Travelling in Poland is very easy. International flights are operated by airports among others in Warsaw, Gdansk, Katowice, Lodz, Poznan, Szczecin, Bydgoszcz, Wroclaw, Krakow, Rzeszow and Lublin. The main airport in Poland is Warsaw’s Fryderyk Chopin Airport. You can take a bus to cities and to most smaller towns that have no rail connections. There is also minibus service offered by scores of carriers. PKP Intercity and Przewozy Regionalne operate railway long-haul connections, while regional carriers take passengers for shorter distances. The fastest train is Pendolino (designated for longer distance).
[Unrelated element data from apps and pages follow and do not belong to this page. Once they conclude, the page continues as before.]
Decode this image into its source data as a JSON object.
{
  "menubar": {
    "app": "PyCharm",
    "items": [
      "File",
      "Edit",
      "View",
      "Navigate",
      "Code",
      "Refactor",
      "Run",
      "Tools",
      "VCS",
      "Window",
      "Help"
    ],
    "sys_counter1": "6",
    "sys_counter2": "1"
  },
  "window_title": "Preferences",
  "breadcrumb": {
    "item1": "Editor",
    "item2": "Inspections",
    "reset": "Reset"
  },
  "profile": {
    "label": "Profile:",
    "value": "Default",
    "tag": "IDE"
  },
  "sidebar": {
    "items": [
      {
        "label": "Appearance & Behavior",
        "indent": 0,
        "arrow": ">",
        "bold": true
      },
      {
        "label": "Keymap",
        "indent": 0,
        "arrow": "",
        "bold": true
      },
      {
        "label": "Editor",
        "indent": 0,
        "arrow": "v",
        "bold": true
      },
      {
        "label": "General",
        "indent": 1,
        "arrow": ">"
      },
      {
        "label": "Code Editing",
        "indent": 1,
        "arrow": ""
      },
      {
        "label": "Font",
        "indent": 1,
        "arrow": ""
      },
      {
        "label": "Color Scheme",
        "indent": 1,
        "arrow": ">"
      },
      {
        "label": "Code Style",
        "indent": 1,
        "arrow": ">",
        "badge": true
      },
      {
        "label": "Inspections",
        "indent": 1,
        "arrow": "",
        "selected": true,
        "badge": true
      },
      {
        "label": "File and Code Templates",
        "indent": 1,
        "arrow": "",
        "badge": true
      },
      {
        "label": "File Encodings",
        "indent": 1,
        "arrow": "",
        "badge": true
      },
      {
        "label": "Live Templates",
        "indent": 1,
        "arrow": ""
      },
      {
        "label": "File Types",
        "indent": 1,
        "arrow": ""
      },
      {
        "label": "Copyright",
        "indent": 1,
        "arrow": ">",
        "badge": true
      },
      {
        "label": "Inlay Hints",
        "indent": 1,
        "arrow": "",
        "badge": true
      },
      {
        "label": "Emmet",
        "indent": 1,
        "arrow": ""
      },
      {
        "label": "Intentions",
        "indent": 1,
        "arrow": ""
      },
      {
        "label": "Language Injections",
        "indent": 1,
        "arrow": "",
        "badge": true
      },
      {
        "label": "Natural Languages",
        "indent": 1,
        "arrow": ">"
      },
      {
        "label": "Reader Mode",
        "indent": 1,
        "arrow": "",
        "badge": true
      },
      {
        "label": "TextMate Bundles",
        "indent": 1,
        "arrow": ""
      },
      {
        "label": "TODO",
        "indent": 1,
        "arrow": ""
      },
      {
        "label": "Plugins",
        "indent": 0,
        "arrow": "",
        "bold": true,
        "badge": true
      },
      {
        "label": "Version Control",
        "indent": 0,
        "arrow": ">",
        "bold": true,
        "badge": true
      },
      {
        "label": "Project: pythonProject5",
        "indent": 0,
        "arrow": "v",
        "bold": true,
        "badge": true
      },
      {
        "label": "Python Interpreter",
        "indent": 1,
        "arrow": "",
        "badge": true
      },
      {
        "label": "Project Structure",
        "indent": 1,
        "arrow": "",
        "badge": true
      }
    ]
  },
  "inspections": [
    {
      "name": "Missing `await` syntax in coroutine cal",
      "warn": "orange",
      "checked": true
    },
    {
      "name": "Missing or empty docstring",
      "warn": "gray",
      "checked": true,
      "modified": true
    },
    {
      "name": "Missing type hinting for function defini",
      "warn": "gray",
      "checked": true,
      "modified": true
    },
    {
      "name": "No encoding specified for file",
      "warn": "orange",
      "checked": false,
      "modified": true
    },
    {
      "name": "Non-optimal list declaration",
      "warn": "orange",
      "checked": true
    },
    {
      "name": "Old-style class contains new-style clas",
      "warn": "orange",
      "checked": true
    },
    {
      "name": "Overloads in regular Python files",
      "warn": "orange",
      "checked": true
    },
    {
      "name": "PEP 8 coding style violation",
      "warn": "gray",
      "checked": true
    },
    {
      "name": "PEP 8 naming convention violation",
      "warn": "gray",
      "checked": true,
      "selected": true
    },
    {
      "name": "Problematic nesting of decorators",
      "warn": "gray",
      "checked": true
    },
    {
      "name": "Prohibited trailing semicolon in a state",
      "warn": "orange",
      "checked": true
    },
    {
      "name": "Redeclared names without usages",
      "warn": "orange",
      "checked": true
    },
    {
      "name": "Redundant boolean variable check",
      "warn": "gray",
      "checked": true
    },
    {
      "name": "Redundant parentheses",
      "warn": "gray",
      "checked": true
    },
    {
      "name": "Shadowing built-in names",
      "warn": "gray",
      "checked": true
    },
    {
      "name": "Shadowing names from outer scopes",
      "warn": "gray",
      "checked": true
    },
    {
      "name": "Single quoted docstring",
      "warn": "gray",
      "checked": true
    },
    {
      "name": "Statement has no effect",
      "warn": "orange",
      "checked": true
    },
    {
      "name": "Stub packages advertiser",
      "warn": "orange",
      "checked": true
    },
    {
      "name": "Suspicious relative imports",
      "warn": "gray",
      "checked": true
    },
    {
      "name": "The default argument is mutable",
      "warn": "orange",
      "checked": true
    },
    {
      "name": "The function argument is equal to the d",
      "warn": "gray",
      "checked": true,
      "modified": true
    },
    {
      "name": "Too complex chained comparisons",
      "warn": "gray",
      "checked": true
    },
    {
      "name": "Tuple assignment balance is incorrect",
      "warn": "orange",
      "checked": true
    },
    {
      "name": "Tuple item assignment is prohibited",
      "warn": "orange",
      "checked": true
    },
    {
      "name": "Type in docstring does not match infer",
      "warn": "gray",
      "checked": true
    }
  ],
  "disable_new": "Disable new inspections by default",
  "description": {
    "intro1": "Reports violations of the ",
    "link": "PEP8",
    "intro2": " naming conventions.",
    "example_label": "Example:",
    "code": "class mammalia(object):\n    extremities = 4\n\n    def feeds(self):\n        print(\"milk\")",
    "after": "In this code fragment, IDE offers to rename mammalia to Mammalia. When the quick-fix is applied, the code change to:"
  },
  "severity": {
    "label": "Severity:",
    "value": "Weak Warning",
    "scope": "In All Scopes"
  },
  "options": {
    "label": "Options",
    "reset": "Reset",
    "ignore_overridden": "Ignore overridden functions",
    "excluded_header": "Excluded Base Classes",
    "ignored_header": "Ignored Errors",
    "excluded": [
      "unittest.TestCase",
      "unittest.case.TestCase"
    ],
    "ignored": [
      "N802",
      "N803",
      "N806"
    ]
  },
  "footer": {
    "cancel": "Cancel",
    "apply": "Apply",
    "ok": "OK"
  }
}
EU CITIZENS To enter Poland EU citizen need to have a valid travel document or a document confirming identity and citizenship. If you decide to travel abroad to non EU countries during your stay in Poland you should have a passport with you.
In the case of an emergency, injury, sudden disease or health deterioration, patients should either call an ambulance or go directly to a hospital. In this case medical transport is free of charge. But remember about presenting in hospital your valid European Health Insurance Card or a replacement certificate.
The public transportation system in Poland is easy. Depending on the size of the city you can find buses, trams and trolleybuses. Metro is only in Warsaw. Poland is quite advanced when it comes to handicapped transportation.
Foreigners from EU, Norway, Lichtenstein, Iceland and Switzerland can work in Poland without work permit or establish own business. Foreigners who don’t come from EEA countries need to apply for a work permit. It is important to know that you can’t yourself apply for a work permit. Only your future employer can do it.
Most visitors to Poland experience no difficulties. Poland has a low rate of violent crime and a moderate level of street crime. Major cities have higher rates of crime. There is no high risk of terrorism.